Advice on the number of fasteners per 4×8 sheet of OSB varies greatly from 8 to 24, what is your take with an 85mph wind and 85# snow load and 11/12 pitch? Staggering the joints and insulation layers sounds great in theory but considering installation difficulties and cost with an 11/12 pitch, I was leaning towards glued and staggered joints with just one layer. What, if any, performance hit will that yield with a WIP layer underneath? With a 1# EPS foam, I go back and forth on the thickness 1/2″ vs. 5/8″ over concerns over the flatness and ease of over driving the fasteners to create a roller coaster (one metal roof manufacturer specs expect <1/4″ over 20′ !). One manufacturer recommends fender washers with fasteners. Your opinion? I am concerned with creating potential rubbing wear on metal roof with expansion/contraction movement over “proud” fasteners (the washer prevents slight embed into OSB and thus making them proud). What size gap would you leave between the OSB sheets, 1/8″? I was then planning on using either Feltex or Titanium UDL 30 then a 16″ standing seam metal roof with striations to help minimize the noise. I am going with a white to maximize reflectivity since we can get some 100F+ days in summer. Currently at the eave there is no fascia (see eave photo), so I was planning on using a 2×10 perpendicular to the slope fastened to 2-2×4’s parallel to the slope (extra height of 2×10 covers edge of existing T&G decking) and a 2×8 next to the insulation so I create a box. Do you think this is overkill? Do you think I need to create a 3/16″ gap below this box to allow for any moisture between the WIP and OSB to drain out? Do you think there will be moisture trapped between the Feltex/OSB and WIP? Part of the reason that I don’t want a vent under the metal roof is the noise chamber that it would create. Right now the roof deck is constantly creaking with temperature changes in the summer (hopefully stopped with 7.5″ of insulation) and snow bombs from trees keeping us up at night from trees/wind (now gone due to fire insurance). With no vent, do you see any issues with roof durability? Thanks for your opinions.

GBA Prime

Join the leading community of building science experts

Become a GBA Prime member and get instant access to the latest developments in green building, research, and reports from the field.

Replies

  1. User avatar GBA Editor
    Martin Holladay | | #1

    C.P.,
    You have lots of questions. I'll try to address a few of them.

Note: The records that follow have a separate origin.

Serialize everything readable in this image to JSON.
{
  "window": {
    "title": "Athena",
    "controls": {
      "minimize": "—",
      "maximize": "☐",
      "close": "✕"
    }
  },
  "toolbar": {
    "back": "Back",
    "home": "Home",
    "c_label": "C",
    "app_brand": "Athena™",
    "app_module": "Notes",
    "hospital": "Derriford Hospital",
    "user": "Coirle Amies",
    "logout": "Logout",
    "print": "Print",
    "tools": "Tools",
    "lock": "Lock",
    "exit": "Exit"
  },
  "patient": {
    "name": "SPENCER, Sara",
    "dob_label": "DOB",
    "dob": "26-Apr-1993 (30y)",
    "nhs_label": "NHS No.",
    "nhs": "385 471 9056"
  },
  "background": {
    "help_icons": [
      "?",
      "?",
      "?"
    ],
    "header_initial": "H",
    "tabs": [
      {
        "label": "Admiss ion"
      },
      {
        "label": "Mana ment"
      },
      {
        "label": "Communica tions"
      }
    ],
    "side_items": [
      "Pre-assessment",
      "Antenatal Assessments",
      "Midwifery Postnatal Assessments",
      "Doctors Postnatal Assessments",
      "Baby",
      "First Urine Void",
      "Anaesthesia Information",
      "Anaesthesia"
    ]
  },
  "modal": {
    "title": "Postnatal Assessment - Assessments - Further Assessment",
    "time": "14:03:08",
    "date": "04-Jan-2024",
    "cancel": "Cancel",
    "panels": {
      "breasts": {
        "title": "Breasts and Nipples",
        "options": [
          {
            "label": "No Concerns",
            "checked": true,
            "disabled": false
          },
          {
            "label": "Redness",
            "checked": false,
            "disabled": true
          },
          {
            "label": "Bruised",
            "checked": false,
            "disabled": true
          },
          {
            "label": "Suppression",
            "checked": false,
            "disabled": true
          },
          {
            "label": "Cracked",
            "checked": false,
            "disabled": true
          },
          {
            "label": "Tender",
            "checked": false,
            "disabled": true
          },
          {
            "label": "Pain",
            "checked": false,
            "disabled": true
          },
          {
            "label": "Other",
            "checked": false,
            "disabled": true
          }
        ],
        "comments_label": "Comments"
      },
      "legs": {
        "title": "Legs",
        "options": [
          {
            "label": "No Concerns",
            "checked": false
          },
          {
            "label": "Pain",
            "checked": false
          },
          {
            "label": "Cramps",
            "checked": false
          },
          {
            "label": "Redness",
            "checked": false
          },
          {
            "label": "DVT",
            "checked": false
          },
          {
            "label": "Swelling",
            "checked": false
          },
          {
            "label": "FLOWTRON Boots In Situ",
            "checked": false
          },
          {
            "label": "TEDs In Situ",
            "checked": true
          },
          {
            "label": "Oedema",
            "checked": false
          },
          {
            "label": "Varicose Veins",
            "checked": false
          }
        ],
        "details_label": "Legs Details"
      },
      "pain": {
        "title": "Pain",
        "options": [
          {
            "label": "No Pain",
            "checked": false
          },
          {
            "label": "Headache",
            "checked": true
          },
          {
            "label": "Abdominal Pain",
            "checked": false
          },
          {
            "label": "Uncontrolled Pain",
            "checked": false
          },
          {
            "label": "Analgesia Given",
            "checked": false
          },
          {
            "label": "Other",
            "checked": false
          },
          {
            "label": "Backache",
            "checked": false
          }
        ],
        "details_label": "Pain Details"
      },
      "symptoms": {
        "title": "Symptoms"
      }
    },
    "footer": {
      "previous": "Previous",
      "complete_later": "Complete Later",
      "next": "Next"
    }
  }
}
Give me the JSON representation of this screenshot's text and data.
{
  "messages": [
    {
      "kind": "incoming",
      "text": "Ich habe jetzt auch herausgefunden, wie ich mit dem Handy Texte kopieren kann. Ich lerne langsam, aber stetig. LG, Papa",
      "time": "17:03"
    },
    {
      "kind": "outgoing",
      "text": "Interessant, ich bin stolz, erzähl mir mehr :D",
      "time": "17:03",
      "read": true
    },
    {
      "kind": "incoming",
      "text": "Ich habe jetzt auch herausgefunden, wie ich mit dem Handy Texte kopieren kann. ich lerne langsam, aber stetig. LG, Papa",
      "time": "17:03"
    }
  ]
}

    I'm not familiar with Carlisle WIP 100, but it looks like a peel-and-stick membrane similar to Grace Ice & Water Shield.

    You ask about using 3/8 inch sheathing. Who made that recommendation? That certainly sounds too thin to me.

    Please start with the basics: what is your planned assembly? I think I understand, but your details are scattered throughout your long post. Is this it?
    1. Remove existing roofing.
    2. Install a continuous layer of peel-and-stick membrane over the existing sheathing.
    3. Install 7.5 inches of EPS rigid foam on top of the peel-and-stick.
    4. Then what? 2x4 purlins? A layer of plywood? Something else?
    5. Standing-seam metal roofing installed over synthetic roofing underlayment..

    Please confirm that I understand your plan, and please explain step #4.

  2. C P | | #2

    Sorry for the confusion. WIP 100 is a lower cost peel and stick membrane (not as flexible as Grace)..
    The 3/8" was in the detail from Peter's article.
    Yes to steps 1,2,3 and for 4, use an 1/2" or 5/8" OSB (concerned about flatness and gap between sheets) on top of the EPS fastened with the long Trufast screws (numbering 8-24 ?? per 4x8 sheet of OSB) to the 2x6 T&G decking.

  3. User avatar GBA Editor
    Martin Holladay | | #3

    C.P.
    You should consult an engineer to determine the number of fasteners for your OSB. I think you should choose 5/8" OSB over 1/2" OSB.

    If you are using Trufast SIP fasteners to fasten your OSB, I see no reason why you would need fender washers.

Log in or create an account to post an answer.

Community

Recent Questions and Replies

  • |
  • |
  • |
  • |